__Instructions for the task__
Show the lines below where "text" occurs.

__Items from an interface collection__

----------------

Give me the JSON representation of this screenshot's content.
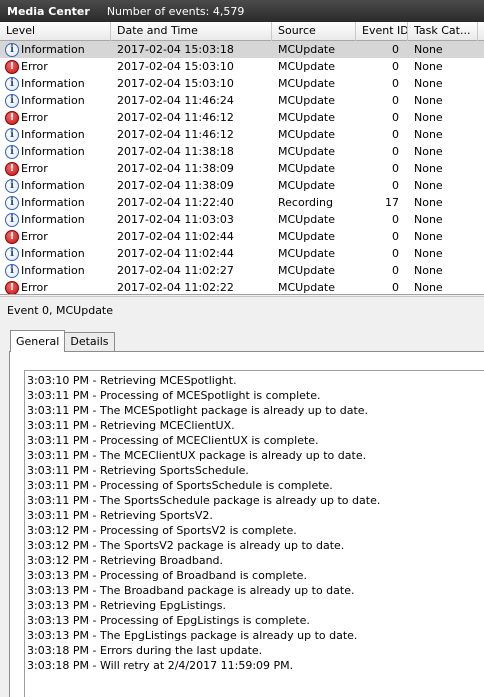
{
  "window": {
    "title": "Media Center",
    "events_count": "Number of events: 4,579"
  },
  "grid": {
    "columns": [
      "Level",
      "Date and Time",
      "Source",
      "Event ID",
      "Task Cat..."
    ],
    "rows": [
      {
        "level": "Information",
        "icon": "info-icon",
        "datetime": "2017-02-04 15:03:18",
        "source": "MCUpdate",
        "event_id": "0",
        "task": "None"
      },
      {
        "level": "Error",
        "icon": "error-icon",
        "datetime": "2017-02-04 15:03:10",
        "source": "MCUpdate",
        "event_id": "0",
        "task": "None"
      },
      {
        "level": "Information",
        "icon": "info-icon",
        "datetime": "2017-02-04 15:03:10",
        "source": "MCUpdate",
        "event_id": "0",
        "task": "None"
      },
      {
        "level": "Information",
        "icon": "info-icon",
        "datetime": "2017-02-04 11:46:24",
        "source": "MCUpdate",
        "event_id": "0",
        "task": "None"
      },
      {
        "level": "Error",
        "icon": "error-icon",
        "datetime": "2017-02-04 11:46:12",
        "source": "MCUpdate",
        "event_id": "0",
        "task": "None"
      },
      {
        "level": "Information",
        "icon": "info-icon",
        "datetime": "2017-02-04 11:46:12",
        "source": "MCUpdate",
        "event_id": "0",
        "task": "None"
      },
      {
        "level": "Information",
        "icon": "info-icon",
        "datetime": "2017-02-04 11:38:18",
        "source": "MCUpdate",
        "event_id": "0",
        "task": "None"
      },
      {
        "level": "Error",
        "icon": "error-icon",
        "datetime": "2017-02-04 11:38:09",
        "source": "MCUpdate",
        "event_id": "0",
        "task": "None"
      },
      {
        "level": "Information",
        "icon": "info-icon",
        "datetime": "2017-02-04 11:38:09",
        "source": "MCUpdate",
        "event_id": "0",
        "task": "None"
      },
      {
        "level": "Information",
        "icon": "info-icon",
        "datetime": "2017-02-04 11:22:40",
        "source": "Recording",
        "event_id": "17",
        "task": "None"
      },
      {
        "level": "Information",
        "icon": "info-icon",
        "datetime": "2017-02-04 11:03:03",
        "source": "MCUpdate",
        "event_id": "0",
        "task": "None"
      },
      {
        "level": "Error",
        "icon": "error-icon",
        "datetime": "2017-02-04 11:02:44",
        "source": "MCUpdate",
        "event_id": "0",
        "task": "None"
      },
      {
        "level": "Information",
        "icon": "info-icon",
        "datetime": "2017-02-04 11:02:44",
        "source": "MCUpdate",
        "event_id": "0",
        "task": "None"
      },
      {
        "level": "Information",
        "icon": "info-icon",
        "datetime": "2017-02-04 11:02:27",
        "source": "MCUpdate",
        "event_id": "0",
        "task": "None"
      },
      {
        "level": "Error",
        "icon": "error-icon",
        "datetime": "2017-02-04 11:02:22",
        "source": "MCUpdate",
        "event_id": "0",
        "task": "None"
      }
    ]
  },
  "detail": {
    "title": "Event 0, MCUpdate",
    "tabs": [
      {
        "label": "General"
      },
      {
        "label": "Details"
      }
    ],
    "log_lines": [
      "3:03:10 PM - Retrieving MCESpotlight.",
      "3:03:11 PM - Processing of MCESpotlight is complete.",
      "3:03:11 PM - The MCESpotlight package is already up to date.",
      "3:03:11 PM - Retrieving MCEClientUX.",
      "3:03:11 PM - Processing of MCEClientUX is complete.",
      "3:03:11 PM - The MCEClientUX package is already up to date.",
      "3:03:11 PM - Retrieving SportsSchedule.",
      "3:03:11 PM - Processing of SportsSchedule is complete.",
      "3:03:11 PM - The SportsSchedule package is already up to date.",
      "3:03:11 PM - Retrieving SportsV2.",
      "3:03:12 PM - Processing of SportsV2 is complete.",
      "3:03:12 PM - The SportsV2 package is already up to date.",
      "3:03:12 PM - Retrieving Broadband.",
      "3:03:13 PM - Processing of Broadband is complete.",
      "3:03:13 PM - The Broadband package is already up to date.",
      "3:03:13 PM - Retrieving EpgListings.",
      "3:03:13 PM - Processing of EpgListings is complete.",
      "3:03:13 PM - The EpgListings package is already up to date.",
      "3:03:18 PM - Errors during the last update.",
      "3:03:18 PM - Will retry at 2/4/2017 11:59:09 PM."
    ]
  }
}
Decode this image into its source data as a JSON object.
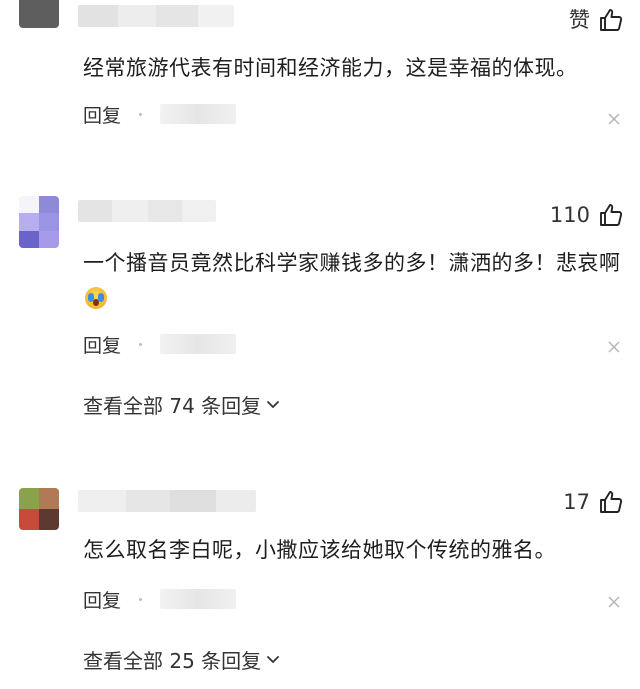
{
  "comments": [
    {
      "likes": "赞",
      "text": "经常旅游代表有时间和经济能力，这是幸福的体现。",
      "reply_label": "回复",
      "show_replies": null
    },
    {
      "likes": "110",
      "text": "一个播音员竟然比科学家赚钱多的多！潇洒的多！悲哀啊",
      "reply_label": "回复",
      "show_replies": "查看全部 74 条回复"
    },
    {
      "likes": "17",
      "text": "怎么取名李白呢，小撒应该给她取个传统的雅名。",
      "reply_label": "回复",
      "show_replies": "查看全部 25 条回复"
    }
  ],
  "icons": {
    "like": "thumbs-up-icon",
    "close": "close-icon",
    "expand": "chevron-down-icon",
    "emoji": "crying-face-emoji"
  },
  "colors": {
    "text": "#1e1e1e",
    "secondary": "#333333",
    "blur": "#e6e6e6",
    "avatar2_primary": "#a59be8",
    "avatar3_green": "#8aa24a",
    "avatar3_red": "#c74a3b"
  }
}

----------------

__Completed exercise__
      "text": "经常旅游代表有时间和经济能力，这是幸福的体现。",
      "text": "一个播音员竟然比科学家赚钱多的多！潇洒的多！悲哀啊",
      "text": "怎么取名李白呢，小撒应该给她取个传统的雅名。",
    "text": "#1e1e1e",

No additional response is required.